__Activity__: Tally every line of the entries that contains the string "chevron", then reply with only that number.

__Data provided__:

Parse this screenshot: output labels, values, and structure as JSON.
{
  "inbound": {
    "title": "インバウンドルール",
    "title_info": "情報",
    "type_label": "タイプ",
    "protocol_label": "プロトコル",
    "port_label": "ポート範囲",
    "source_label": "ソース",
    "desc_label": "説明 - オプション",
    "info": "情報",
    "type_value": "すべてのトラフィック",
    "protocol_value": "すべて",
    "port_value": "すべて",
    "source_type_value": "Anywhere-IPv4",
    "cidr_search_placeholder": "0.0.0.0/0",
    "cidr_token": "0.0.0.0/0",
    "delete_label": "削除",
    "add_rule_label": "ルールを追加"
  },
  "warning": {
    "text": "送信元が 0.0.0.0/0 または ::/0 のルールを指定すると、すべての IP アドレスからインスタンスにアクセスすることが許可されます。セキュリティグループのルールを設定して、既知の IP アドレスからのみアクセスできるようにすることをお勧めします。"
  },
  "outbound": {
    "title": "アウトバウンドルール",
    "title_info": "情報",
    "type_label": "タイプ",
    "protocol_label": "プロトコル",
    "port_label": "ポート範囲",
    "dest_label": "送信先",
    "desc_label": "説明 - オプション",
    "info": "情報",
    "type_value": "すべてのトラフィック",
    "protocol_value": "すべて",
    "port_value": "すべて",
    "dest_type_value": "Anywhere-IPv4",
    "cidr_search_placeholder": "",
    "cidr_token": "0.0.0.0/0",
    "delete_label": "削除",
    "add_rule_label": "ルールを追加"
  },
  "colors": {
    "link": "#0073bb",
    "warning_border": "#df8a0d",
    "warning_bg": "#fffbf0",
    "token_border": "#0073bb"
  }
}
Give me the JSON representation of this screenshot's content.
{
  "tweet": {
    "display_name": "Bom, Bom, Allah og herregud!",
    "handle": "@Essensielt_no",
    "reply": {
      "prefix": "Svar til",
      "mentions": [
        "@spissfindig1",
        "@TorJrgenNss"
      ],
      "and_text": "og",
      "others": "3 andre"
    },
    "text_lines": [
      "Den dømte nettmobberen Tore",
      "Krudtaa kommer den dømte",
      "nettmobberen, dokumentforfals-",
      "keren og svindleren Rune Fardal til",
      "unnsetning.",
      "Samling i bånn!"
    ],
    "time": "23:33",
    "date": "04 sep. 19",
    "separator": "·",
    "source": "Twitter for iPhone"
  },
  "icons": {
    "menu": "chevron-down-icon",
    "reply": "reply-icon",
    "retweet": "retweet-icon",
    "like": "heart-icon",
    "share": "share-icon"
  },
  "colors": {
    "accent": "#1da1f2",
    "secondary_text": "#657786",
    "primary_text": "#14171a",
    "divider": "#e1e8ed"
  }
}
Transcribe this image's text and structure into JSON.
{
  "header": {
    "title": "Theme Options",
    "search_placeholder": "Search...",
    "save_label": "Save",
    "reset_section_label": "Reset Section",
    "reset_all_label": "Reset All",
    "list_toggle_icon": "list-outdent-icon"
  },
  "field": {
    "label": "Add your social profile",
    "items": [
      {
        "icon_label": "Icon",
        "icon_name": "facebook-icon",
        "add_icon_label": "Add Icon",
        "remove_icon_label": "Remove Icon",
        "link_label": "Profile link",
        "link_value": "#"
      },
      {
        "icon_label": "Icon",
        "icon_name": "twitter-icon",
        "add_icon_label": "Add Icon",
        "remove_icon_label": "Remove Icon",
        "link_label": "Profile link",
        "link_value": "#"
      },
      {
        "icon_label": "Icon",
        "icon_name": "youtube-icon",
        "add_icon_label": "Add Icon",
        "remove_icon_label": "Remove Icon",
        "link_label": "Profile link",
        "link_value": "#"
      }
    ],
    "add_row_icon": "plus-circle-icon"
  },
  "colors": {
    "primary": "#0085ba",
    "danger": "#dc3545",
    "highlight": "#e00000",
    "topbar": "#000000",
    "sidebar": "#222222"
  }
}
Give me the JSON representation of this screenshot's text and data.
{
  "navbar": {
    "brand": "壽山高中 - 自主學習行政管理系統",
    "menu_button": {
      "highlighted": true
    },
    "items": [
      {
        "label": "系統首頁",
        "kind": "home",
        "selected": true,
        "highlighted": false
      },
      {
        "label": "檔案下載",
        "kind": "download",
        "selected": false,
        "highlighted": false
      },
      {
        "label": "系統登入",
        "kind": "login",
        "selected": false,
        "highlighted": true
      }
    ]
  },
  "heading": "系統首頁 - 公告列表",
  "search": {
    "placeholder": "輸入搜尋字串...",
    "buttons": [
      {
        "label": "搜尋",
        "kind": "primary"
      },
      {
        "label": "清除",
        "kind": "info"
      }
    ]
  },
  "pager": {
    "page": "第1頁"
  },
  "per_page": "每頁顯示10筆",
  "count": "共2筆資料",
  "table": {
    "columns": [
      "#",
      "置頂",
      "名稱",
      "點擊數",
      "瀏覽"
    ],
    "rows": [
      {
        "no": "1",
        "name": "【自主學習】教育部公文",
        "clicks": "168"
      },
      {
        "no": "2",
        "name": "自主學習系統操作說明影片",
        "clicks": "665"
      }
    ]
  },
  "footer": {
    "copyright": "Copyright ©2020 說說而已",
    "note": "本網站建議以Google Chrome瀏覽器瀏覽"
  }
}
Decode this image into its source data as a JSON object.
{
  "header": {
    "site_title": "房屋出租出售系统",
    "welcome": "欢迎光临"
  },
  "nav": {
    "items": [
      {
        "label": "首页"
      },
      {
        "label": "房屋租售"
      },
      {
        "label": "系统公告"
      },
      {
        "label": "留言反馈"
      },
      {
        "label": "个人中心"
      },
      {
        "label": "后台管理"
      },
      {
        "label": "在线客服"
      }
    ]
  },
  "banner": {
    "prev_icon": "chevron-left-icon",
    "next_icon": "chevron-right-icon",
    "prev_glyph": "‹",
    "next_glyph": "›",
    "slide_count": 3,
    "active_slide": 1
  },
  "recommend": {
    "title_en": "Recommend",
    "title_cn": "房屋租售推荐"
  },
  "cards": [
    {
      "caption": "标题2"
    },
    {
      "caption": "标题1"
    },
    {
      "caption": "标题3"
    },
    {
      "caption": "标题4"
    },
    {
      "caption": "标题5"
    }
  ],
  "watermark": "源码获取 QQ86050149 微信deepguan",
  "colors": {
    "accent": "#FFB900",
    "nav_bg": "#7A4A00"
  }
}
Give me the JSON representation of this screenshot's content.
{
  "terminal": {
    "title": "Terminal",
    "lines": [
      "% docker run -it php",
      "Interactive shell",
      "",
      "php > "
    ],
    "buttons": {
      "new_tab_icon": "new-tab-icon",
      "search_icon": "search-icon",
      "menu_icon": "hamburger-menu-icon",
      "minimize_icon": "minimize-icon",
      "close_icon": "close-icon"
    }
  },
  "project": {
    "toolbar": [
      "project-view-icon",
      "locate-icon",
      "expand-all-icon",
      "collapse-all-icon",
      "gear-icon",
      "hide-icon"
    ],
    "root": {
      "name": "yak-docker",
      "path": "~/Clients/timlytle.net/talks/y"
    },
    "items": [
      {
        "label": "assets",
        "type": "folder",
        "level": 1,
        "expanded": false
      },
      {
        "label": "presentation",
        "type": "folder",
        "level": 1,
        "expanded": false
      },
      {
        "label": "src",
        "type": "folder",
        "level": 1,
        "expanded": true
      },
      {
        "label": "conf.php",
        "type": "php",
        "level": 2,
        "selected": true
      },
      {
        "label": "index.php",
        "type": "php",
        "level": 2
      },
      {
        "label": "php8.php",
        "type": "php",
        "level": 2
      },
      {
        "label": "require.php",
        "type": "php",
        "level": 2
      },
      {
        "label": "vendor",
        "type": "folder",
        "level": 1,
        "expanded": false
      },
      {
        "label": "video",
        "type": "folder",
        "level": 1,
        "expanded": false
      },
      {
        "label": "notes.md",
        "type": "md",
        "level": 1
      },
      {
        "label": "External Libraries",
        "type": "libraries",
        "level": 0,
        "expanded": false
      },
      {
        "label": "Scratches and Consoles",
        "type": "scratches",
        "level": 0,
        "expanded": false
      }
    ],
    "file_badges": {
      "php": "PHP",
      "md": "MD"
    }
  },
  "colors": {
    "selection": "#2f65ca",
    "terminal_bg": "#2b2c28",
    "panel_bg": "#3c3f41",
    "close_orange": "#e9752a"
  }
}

__Exercise output__: 3